I have a friend who says that there are three realities of who “you” are: the one you project to the world—how you want to be seen; the one projected onto you from the outside—how the world actually sees you; and the one only YOU know and don’t feel any particular need to share with anybody. My question has always been: which is really real? I think that the most necessary and responsible thing a person can do in this life is to know themselves as well as possible. You have to peer deeply into all of the dark, nasty corners of all the rooms in your “house”—including the attic, basement and sub-basement—and embrace what you find there. Keep what’s worth keeping, get rid of the rest and forgive yourself for having kept it there in the first place. I call it “mining” or “plumbing” your own humanity. I figure the better acquainted you are with your own humanity the more likely it is that you might recognize and accept the humanity in someone else. A.K.A. the “other.” And the more likely that how you see yourself, how you want to be seen and how the world sees you would be more in line. I’m not saying give up EVERYTHING! But you feel me, yes?
I see myself as an artist on a life long quest to be the best actor and person that I can find it in myself to be. Yeah, I admit, it’s a little corny. But that’s just me. This quest of mine has led me to Germany, Finland, Romania, Scotland, Canada, the UK, and Sweden. It has placed me on stages all over America from ocean to ocean and border to border and, yes, that does indeed include Broadway. Now, after more than three decades of following my bliss as an actor, it has led me to uncover a completely new facet of this me I see myself to be—that of writer and solo performer. Returning actively to the business after a sixteen-month hiatus, training as a massage therapist, I’d found that I was all but without agency representation—“unavailable for work”—and effectively “off the radar." Eventually sick and tired of going crazy sitting around waiting for the phone to ring I resolved to DO something. Be PROACTIVE. MAKE WORK FOR MYSELF!!! So I picked up a pen and started writing RHAPSODY IN BLACK. The thing is, for YEARS I was just writing, writing, writing, without actually knowing what it was I was writing ABOUT. I wrote a monologue for this play while on my honeymoon in Greece in 2001. In fact, RHAPSODY started out as nine “discrete” monologues, nine different “characters”. But when I let those closest to me read them, to a person, they said that the monologues all sounded like me. So back to the computer I went (by now I had one), cannibalizing the monologues, organizing the stories along the timeline of my life, child to adult.
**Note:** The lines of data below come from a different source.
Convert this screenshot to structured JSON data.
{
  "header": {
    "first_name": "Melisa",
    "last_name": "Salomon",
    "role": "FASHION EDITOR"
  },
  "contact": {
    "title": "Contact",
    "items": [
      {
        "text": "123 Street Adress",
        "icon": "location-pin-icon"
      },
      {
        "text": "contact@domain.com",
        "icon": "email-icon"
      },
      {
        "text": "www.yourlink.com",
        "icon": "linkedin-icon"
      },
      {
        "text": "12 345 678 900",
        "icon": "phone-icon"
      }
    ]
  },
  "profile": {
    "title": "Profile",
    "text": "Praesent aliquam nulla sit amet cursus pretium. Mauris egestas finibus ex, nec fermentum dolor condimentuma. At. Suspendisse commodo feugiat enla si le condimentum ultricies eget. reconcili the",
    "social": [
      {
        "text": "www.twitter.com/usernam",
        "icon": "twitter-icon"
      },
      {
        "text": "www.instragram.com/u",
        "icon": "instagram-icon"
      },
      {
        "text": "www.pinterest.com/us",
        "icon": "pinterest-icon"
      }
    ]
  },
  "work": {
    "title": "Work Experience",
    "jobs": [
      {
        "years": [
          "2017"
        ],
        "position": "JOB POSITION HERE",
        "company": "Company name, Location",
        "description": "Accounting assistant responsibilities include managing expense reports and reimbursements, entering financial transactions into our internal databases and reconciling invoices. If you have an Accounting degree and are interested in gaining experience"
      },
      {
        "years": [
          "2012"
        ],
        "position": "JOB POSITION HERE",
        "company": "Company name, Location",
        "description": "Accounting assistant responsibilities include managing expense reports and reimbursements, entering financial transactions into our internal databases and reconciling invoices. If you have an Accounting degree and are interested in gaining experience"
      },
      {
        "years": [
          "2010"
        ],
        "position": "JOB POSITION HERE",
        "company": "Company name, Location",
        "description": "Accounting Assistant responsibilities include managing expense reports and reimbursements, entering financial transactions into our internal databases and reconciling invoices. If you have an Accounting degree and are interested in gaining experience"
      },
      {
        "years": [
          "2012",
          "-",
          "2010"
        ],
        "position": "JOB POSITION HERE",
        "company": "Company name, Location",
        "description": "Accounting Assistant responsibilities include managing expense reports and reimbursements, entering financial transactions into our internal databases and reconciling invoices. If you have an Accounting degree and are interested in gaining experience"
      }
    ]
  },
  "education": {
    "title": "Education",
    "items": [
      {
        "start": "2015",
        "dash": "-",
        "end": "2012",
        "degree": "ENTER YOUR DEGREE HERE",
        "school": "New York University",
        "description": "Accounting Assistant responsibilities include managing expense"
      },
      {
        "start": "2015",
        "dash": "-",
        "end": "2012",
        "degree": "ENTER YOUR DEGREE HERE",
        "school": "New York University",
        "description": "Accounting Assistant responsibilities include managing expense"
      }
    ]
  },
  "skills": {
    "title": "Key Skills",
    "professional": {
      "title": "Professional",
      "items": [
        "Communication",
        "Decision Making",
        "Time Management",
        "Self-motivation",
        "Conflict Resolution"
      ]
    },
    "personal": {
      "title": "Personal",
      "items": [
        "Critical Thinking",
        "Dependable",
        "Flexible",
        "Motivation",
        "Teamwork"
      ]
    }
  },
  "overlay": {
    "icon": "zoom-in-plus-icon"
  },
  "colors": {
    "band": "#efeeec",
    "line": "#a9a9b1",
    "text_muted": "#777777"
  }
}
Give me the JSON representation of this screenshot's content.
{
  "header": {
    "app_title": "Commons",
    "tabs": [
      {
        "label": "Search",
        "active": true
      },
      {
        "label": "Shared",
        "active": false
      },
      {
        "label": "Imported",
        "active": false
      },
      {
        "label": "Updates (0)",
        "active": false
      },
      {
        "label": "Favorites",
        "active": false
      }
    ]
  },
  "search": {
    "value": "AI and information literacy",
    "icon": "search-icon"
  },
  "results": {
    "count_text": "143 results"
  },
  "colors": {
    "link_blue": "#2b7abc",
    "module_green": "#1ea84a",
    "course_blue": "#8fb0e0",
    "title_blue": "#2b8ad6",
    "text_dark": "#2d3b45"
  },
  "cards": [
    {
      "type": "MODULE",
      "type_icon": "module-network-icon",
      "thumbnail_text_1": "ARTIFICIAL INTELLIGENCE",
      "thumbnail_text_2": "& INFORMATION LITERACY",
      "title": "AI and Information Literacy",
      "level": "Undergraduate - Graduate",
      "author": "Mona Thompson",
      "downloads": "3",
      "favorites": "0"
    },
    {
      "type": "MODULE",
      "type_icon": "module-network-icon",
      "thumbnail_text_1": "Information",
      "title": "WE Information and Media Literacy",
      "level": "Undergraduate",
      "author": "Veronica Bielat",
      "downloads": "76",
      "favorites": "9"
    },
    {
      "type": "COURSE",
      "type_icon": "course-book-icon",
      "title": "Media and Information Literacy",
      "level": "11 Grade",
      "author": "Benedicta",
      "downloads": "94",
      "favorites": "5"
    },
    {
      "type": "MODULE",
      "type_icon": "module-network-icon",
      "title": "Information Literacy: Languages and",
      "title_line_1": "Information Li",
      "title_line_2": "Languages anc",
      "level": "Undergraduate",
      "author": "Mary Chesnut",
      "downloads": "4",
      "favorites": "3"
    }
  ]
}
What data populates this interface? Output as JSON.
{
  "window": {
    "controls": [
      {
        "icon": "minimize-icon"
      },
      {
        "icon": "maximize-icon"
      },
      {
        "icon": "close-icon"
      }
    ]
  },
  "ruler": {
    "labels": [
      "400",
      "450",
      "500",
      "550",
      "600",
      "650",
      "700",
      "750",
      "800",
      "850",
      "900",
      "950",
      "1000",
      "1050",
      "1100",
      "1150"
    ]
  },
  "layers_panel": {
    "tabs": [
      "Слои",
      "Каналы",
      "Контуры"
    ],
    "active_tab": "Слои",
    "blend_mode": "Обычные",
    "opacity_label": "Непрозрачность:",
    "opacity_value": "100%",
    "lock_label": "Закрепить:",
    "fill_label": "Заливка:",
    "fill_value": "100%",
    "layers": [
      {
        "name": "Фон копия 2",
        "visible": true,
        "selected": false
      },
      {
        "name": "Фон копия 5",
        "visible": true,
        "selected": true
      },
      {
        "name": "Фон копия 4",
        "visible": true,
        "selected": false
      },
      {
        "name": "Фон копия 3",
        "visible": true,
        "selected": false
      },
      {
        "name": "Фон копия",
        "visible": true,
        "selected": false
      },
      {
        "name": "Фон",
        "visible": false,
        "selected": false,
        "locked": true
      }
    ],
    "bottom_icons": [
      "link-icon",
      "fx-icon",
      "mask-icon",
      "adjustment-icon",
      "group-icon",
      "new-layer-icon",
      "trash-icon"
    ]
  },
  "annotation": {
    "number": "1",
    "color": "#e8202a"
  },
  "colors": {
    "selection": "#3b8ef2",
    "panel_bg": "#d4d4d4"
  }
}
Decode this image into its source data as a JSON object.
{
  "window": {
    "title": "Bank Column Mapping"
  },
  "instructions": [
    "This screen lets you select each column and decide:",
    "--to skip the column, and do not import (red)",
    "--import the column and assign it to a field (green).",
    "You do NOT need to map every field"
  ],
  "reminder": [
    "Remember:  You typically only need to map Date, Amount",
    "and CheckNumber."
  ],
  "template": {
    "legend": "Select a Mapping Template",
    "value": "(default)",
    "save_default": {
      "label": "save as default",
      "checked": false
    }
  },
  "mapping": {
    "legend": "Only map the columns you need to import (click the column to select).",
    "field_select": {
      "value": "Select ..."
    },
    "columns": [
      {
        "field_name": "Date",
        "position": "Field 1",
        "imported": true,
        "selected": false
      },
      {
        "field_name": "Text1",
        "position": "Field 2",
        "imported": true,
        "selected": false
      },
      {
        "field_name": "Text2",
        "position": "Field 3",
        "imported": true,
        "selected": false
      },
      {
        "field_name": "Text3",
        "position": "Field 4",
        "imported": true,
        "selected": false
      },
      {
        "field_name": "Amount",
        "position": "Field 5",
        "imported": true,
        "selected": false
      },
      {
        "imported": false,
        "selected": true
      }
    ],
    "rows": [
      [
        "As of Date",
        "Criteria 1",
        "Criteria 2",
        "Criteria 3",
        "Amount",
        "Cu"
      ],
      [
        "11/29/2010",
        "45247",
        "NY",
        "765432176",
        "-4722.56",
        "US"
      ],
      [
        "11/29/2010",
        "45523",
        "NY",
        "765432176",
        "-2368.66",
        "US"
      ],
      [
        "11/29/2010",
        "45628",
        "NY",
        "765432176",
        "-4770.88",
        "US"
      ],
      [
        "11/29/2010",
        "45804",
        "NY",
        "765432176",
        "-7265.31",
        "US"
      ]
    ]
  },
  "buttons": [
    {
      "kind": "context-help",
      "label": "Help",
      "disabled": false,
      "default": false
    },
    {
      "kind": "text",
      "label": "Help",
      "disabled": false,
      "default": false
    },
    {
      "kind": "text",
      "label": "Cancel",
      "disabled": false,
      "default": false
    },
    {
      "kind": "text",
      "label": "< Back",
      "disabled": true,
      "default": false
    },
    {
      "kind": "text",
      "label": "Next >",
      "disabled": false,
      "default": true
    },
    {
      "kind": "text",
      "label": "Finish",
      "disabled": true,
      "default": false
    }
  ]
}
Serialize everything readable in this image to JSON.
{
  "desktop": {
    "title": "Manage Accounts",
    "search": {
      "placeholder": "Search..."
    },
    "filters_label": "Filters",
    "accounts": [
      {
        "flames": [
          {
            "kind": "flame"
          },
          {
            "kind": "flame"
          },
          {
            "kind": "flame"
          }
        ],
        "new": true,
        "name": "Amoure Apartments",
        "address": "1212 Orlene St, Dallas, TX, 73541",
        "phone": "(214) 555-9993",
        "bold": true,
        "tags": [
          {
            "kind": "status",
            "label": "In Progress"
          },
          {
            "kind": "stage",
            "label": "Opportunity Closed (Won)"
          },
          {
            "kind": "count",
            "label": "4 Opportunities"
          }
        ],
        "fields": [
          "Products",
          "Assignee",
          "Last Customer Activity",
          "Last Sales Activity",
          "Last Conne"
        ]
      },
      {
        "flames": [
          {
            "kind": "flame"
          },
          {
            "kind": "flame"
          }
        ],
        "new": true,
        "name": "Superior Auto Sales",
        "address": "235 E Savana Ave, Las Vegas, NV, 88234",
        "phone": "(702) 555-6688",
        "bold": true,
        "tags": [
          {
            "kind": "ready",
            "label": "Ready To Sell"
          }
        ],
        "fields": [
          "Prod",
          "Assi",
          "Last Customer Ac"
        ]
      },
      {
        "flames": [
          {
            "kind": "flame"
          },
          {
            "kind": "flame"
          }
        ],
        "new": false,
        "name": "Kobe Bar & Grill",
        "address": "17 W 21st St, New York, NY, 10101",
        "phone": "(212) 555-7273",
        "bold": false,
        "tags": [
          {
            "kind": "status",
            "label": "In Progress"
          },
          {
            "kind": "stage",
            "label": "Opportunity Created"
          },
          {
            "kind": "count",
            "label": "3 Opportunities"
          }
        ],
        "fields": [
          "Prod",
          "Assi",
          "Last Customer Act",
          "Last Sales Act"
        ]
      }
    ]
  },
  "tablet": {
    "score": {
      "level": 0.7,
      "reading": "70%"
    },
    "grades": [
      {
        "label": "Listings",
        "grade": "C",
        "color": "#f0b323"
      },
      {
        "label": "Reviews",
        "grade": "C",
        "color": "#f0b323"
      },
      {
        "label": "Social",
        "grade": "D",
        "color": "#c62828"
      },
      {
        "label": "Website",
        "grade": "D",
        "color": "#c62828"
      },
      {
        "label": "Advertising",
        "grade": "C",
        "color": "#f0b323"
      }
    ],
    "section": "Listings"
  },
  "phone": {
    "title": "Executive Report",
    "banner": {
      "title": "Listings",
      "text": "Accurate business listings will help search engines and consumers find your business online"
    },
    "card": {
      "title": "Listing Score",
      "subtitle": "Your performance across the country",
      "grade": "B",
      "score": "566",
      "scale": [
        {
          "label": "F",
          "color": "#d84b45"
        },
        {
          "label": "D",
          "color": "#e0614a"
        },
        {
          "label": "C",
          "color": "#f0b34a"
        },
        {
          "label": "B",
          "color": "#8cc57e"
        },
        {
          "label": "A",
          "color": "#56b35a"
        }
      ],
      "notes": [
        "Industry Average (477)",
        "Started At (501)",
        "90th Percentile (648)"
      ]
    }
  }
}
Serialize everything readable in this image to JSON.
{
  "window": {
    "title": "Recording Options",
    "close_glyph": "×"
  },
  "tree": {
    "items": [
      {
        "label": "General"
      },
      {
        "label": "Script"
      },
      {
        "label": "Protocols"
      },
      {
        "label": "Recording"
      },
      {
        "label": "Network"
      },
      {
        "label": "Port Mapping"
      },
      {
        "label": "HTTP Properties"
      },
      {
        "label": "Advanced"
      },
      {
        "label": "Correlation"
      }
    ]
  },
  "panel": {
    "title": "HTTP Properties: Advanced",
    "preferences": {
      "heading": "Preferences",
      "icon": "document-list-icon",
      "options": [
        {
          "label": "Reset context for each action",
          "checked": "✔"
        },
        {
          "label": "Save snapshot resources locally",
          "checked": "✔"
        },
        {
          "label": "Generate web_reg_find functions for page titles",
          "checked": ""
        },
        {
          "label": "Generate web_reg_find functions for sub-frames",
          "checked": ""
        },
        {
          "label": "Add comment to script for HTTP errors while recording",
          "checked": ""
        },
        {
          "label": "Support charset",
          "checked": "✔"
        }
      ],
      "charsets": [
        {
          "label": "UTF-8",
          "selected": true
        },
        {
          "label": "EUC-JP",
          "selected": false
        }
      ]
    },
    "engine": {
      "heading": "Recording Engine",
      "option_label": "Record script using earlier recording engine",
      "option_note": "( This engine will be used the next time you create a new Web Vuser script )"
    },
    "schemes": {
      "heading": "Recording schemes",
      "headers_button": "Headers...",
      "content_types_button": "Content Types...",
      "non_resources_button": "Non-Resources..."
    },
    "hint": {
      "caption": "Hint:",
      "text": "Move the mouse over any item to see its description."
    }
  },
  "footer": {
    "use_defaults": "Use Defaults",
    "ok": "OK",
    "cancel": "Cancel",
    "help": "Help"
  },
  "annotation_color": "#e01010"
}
It is impossible for me to unpack here the exact alchemical process of time, training, inspiration, but what made everything gel was a direct product of the self-examination necessary to recall and recount these stories. A consciousness shattering epiphany laying bare the truth of the who I had been, giving an entirely new perspective on the who I am now, and enabling exciting possibilities of the who I can be in the future.
I unveiled RHAPSODY IN BLACK as a Sunday@six reading at the WorkShop Theatre in the Spring of 2013. I subsequently began working on it, putting it on its feet in session at the Actors Studio, April that same year. (Before I showed it to ANYONE I let my wife read it. She LIKED it, a huge exhalation of relief for both of us. And major wind in my sails.) Upon seeing the work in the acting session at the studio, Estelle Parsons, a gift from the gods, came on board as directorial consultant bringing Chris Silva, Stephen LaMarca and the resources of the Bardavon Opera House to the party and we were off and running. My self-produced showcase at the United Solo Festival in the Fall 2014 netted us a couple of awards and agency representation: Best Storyteller for myself, Best Director for Estelle, and Cheryle Hanson of Kids Entertainment out of Toronto, Ontario. To date we have toured New York, New Hampshire, New Jersey, Maine, Pennsylvania, Ohio, Tennessee, Kansas, Nebraska, Canada and Sweden, with Alabama on the calendar for the Fall and more dates booking up even as I write this.The response to this show has been nothing short of phenomenal. From audiences composed of middle school, high school, college students and their faculty, from homogeneous audiences and those dripping with diversity, to audiences young and old, the response is always the same. A light goes on in a neglected room and that old dusty bell of truth is rung, prompting questions that become part of a larger discourse in that moment, and responses that become food for thought for days to come. And REAL CONVERSATIONS about this madness start to happen. RHAPSODY is making a difference.
To look up and see that “I did that” is an incredible feeling. Frankly, I didn’t know that I had it in me. And that’s the beauty of the thing, really. This whole process has been more chrysalis than crucible; opening, revealing ME. To me. I see some interesting roads ahead; writing, acting, human be-ing. How about you?